> [Task instructions]
Determine how many lines of the listing below hold the string "currency". Reply only with the number.

**** Data excerpts

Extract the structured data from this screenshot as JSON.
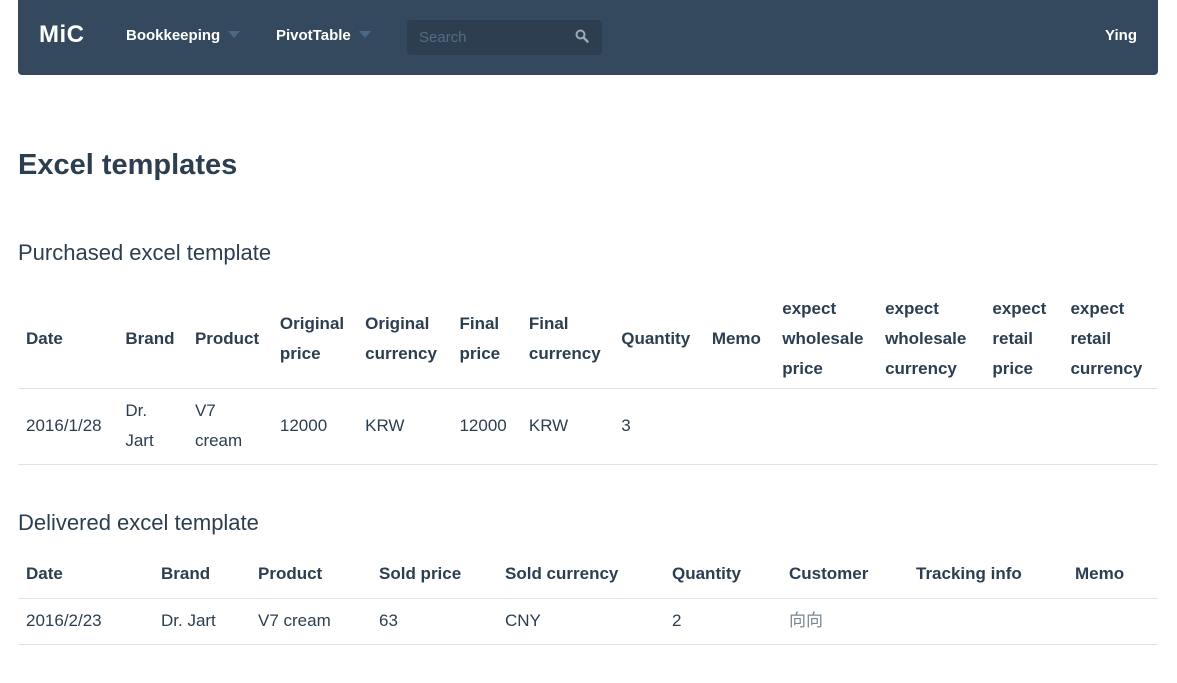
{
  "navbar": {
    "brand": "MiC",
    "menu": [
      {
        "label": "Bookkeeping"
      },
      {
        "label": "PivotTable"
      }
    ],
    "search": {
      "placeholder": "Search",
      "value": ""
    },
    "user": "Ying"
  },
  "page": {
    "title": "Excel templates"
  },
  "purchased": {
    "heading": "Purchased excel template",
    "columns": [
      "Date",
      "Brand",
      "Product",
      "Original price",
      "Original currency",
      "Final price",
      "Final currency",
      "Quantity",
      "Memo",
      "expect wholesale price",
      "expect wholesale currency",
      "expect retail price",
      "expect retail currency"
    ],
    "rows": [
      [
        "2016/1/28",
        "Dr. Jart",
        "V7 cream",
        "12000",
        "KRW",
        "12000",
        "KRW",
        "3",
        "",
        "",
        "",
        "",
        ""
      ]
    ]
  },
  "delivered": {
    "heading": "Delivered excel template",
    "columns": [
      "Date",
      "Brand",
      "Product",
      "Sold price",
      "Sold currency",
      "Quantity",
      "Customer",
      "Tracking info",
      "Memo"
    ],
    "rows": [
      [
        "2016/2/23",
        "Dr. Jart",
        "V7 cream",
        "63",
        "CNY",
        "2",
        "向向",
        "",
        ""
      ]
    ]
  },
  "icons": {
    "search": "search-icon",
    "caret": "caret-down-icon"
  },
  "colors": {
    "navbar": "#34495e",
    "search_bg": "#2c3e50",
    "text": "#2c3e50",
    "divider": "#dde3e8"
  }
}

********
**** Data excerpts

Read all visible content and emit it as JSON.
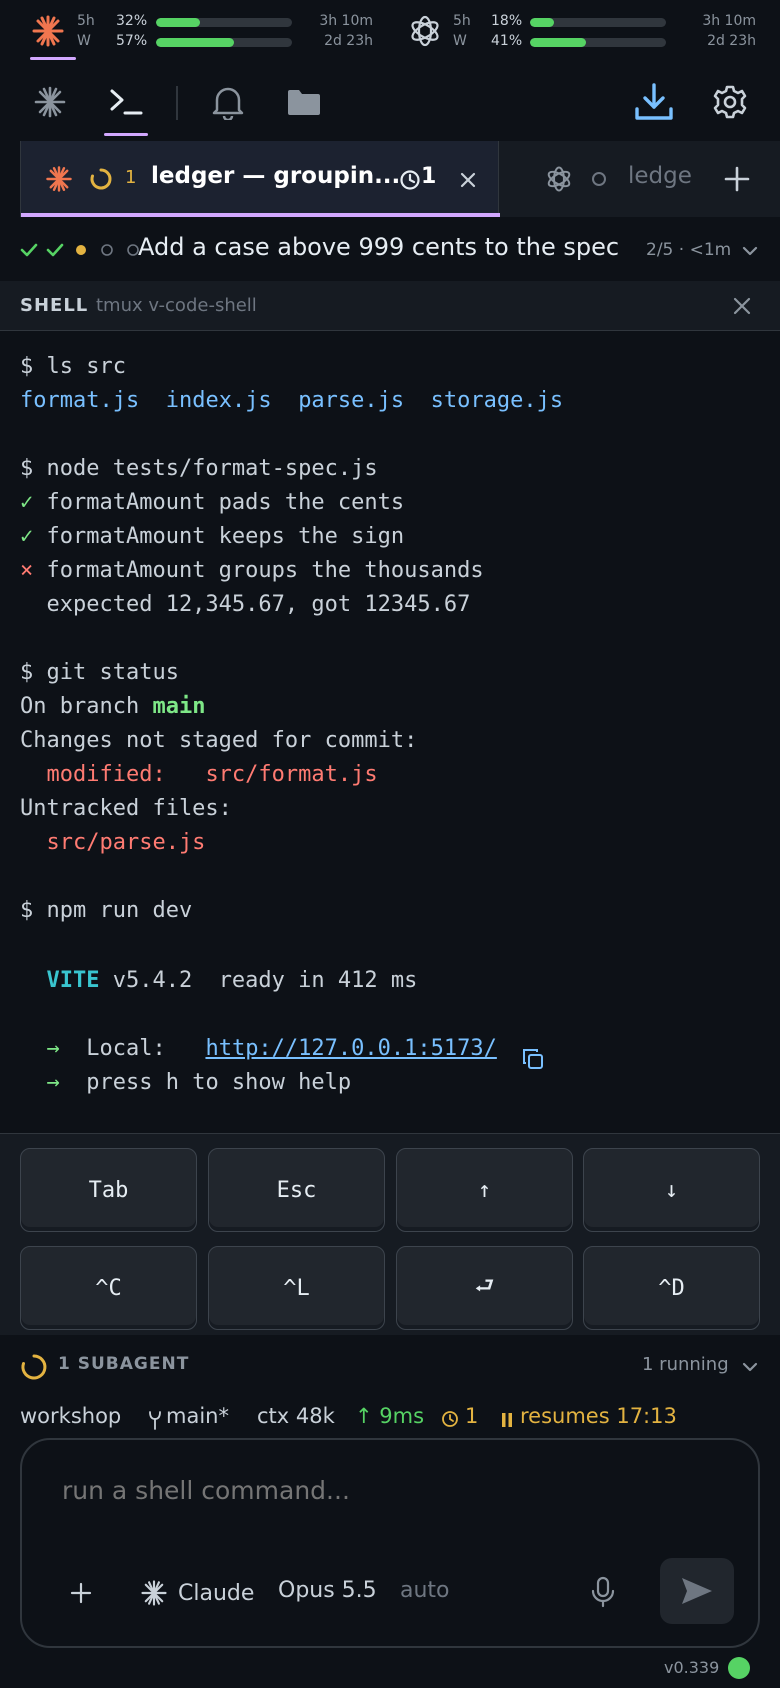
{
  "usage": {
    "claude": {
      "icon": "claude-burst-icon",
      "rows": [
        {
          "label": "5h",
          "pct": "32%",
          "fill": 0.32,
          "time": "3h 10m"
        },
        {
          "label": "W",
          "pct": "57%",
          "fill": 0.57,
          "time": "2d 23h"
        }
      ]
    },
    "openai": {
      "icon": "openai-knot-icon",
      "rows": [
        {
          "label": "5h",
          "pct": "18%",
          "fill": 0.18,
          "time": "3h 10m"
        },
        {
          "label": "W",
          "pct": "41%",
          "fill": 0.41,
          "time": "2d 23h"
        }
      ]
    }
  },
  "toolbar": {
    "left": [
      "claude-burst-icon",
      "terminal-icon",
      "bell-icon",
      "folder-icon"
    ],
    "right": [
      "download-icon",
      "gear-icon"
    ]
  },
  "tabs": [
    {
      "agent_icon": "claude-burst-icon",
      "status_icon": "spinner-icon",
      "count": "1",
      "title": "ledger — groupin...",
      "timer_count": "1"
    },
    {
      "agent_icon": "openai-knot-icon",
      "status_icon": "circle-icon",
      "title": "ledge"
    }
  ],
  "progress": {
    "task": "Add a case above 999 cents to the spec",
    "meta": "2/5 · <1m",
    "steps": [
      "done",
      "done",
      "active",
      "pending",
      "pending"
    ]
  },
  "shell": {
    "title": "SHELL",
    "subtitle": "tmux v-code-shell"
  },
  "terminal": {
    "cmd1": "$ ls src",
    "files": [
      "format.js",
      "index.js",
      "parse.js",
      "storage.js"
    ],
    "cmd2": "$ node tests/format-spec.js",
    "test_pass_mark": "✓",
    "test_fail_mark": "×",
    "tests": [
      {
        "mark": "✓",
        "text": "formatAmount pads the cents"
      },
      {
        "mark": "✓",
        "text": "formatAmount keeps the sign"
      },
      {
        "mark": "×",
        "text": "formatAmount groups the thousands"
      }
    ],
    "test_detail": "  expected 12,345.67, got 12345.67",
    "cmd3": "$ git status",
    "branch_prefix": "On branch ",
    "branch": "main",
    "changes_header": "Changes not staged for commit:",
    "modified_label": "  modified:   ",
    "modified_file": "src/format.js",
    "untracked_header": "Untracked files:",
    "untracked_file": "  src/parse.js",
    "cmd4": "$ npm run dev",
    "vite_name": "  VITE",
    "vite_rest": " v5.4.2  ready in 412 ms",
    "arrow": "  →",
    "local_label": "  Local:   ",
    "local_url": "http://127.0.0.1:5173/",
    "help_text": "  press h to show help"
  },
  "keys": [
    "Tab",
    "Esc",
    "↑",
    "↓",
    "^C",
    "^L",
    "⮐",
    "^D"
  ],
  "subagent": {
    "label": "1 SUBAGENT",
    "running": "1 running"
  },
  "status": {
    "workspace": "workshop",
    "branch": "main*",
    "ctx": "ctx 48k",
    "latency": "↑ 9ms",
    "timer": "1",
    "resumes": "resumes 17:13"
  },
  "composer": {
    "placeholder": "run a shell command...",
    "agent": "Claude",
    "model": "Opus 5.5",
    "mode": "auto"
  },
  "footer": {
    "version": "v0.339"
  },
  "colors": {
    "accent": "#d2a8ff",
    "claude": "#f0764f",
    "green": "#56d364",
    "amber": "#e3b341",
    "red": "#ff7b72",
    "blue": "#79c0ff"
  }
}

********

> [Reply]
5